Work order
Find every line of the records that has "this" and return it.

***** Supplied material

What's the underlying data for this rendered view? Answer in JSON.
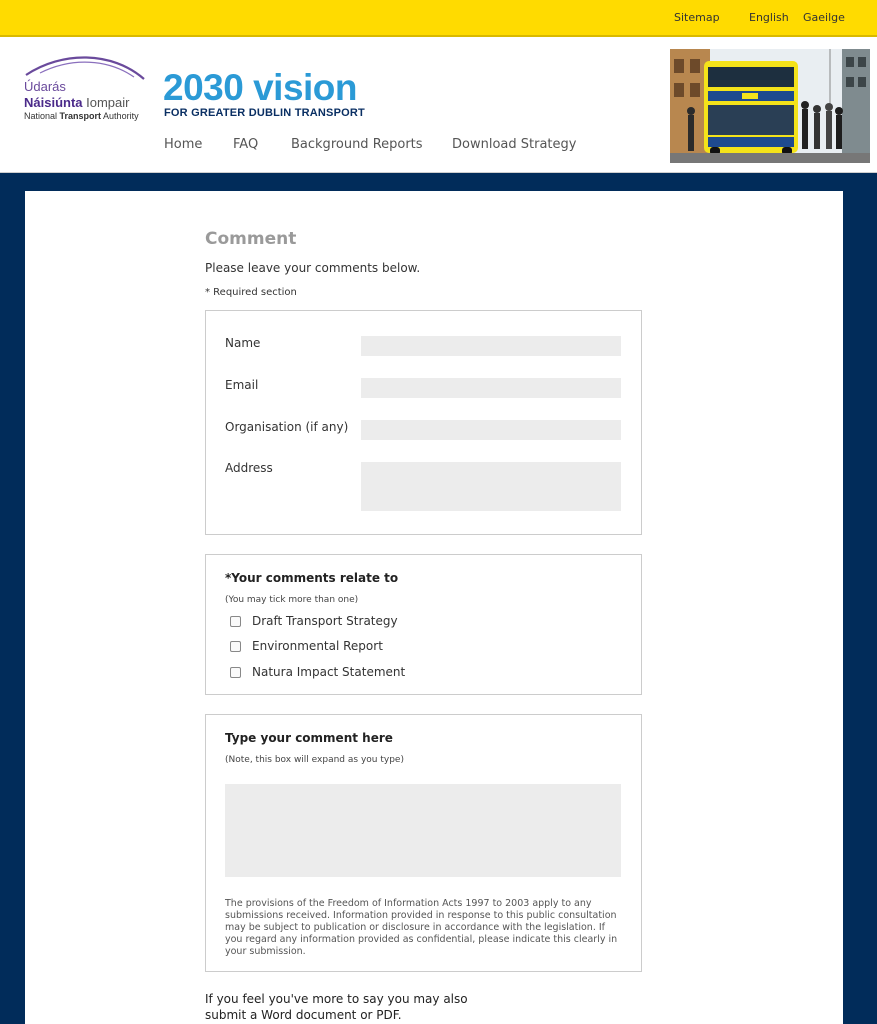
{
  "topbar": {
    "sitemap": "Sitemap",
    "english": "English",
    "gaeilge": "Gaeilge"
  },
  "logo": {
    "line1": "Údarás",
    "line2_bold": "Náisiúnta",
    "line2_light": "Iompair",
    "line3_a": "National ",
    "line3_b": "Transport",
    "line3_c": " Authority"
  },
  "brand": {
    "title": "2030 vision",
    "subtitle": "FOR GREATER DUBLIN TRANSPORT"
  },
  "nav": {
    "home": "Home",
    "faq": "FAQ",
    "background_reports": "Background Reports",
    "download_strategy": "Download Strategy"
  },
  "page": {
    "title": "Comment",
    "intro": "Please leave your comments below.",
    "required_note": "* Required section"
  },
  "form": {
    "name_label": "Name",
    "name_value": "",
    "email_label": "Email",
    "email_value": "",
    "org_label": "Organisation (if any)",
    "org_value": "",
    "address_label": "Address",
    "address_value": ""
  },
  "relate": {
    "title": "*Your comments relate to",
    "note": "(You may tick more than one)",
    "options": [
      {
        "label": "Draft Transport Strategy",
        "checked": false
      },
      {
        "label": "Environmental Report",
        "checked": false
      },
      {
        "label": "Natura Impact Statement",
        "checked": false
      }
    ]
  },
  "comment": {
    "title": "Type your comment here",
    "note": "(Note, this box will expand as you type)",
    "value": "",
    "foi_text": "The provisions of the Freedom of Information Acts 1997 to 2003 apply to any submissions received. Information provided in response to this public consultation may be subject to publication or disclosure in accordance with the legislation. If you regard any information provided as confidential, please indicate this clearly in your submission."
  },
  "footer_note": {
    "line1": "If you feel you've more to say you may also",
    "line2": "submit a Word document or PDF."
  },
  "colors": {
    "topbar": "#ffdb00",
    "page_bg": "#012c5a",
    "brand_blue": "#2b9ad6",
    "brand_navy": "#0a2f63",
    "nta_purple": "#4b2a8a"
  }
}
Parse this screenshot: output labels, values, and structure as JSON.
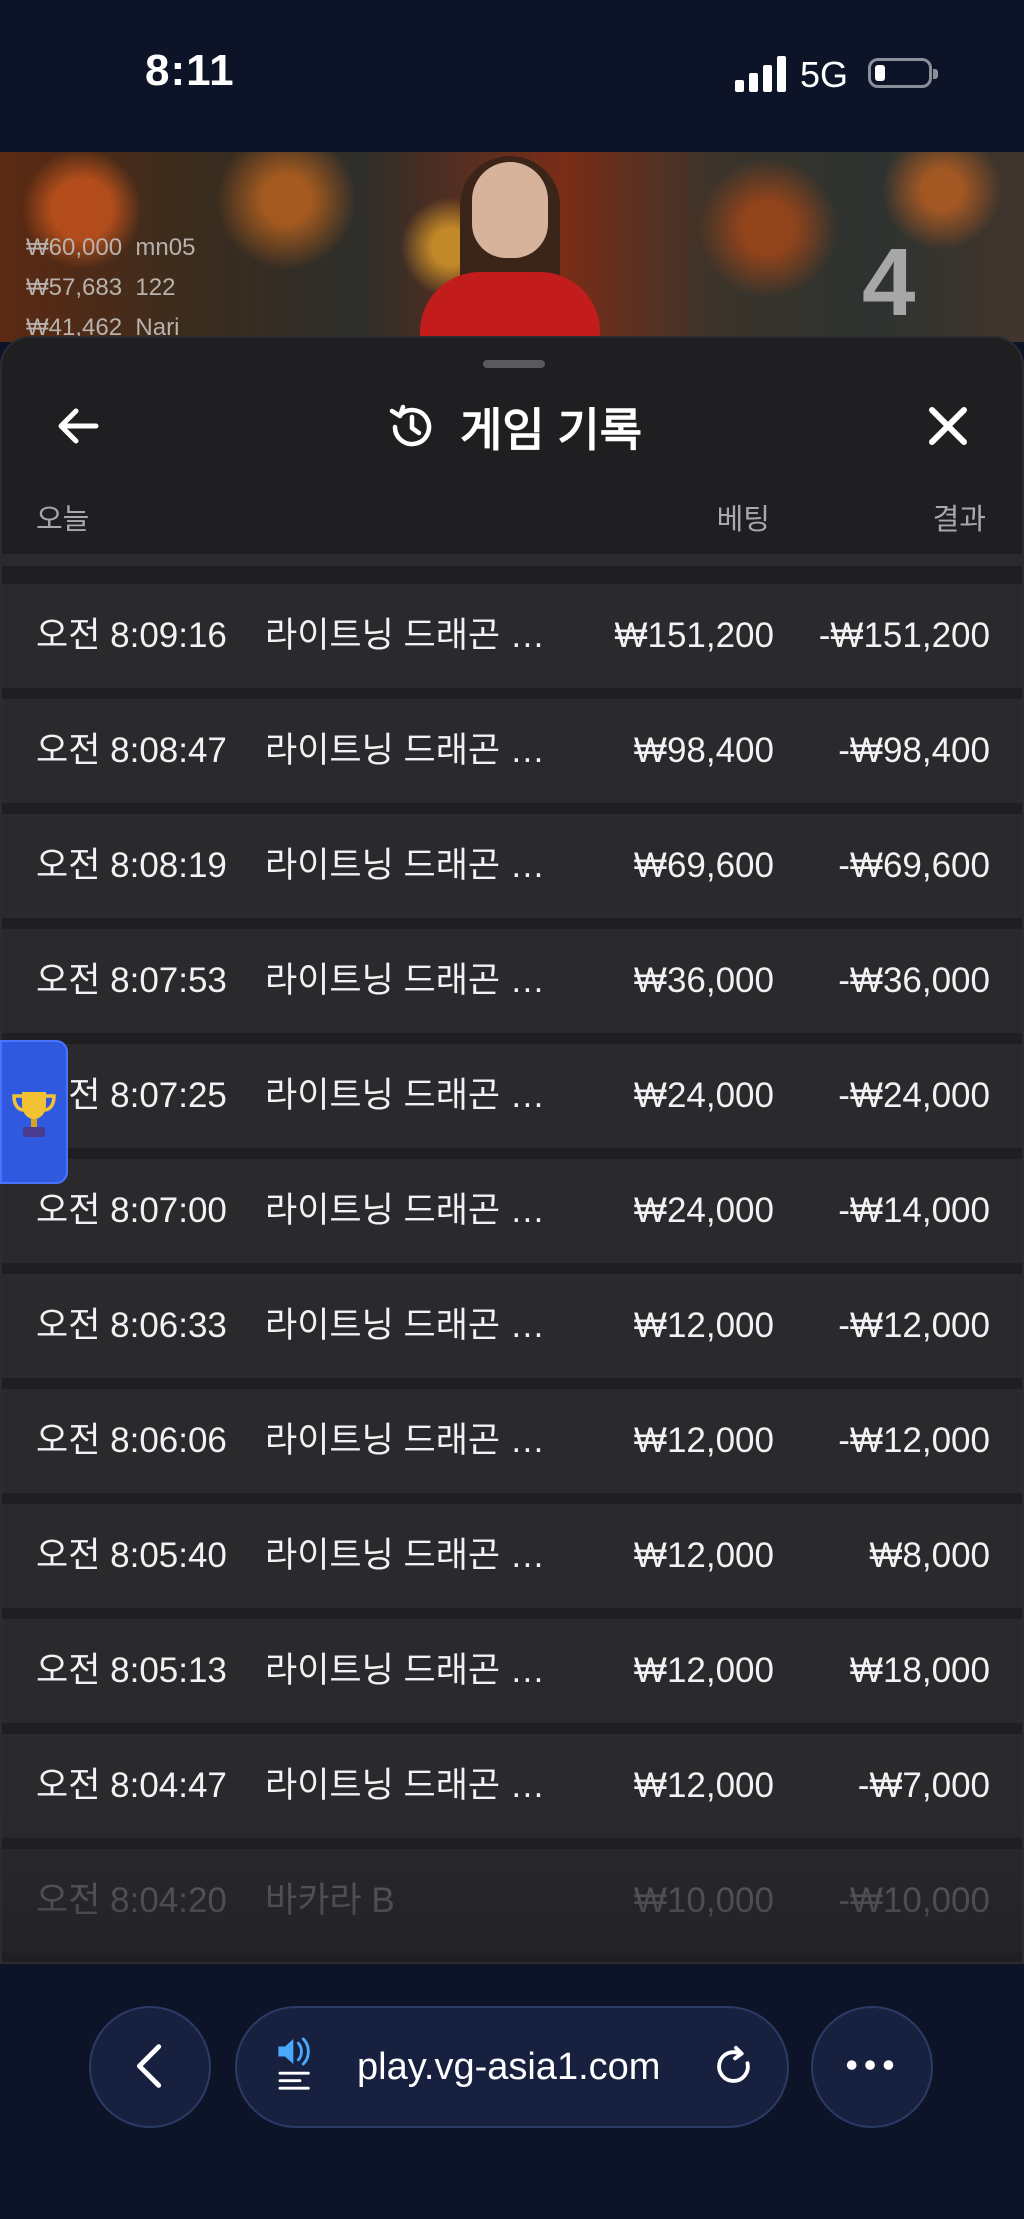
{
  "status_bar": {
    "time": "8:11",
    "network": "5G"
  },
  "game": {
    "players": [
      {
        "amount": "₩60,000",
        "name": "mn05"
      },
      {
        "amount": "₩57,683",
        "name": "122"
      },
      {
        "amount": "₩41,462",
        "name": "Nari"
      }
    ],
    "round_number": "4",
    "timer_color": "#1e9d4b"
  },
  "panel": {
    "title": "게임 기록",
    "title_icon": "history-icon",
    "columns": {
      "date": "오늘",
      "bet": "베팅",
      "result": "결과"
    },
    "rows": [
      {
        "time": "오전 8:09:16",
        "game": "라이트닝 드래곤 타...",
        "bet": "₩151,200",
        "result": "-₩151,200"
      },
      {
        "time": "오전 8:08:47",
        "game": "라이트닝 드래곤 타...",
        "bet": "₩98,400",
        "result": "-₩98,400"
      },
      {
        "time": "오전 8:08:19",
        "game": "라이트닝 드래곤 타...",
        "bet": "₩69,600",
        "result": "-₩69,600"
      },
      {
        "time": "오전 8:07:53",
        "game": "라이트닝 드래곤 타...",
        "bet": "₩36,000",
        "result": "-₩36,000"
      },
      {
        "time": "오전 8:07:25",
        "game": "라이트닝 드래곤 타...",
        "bet": "₩24,000",
        "result": "-₩24,000"
      },
      {
        "time": "오전 8:07:00",
        "game": "라이트닝 드래곤 타...",
        "bet": "₩24,000",
        "result": "-₩14,000"
      },
      {
        "time": "오전 8:06:33",
        "game": "라이트닝 드래곤 타...",
        "bet": "₩12,000",
        "result": "-₩12,000"
      },
      {
        "time": "오전 8:06:06",
        "game": "라이트닝 드래곤 타...",
        "bet": "₩12,000",
        "result": "-₩12,000"
      },
      {
        "time": "오전 8:05:40",
        "game": "라이트닝 드래곤 타...",
        "bet": "₩12,000",
        "result": "₩8,000"
      },
      {
        "time": "오전 8:05:13",
        "game": "라이트닝 드래곤 타...",
        "bet": "₩12,000",
        "result": "₩18,000"
      },
      {
        "time": "오전 8:04:47",
        "game": "라이트닝 드래곤 타...",
        "bet": "₩12,000",
        "result": "-₩7,000"
      },
      {
        "time": "오전 8:04:20",
        "game": "바카라 B",
        "bet": "₩10,000",
        "result": "-₩10,000"
      }
    ]
  },
  "browser": {
    "url": "play.vg-asia1.com"
  },
  "colors": {
    "background": "#0d1427",
    "panel": "#1f1f21",
    "row": "#2a2a2c",
    "accent": "#2f5ae0"
  }
}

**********

Answer section
What's the underlying data for this rendered view? Answer in JSON.
    "note": "(Note, this box will expand as you type)",
    "foi_text": "The provisions of the Freedom of Information Acts 1997 to 2003 apply to any submissions received. Information provided in response to this public consultation may be subject to publication or disclosure in accordance with the legislation. If you regard any information provided as confidential, please indicate this clearly in your submission."
Parse this screenshot: output labels, values, and structure as JSON.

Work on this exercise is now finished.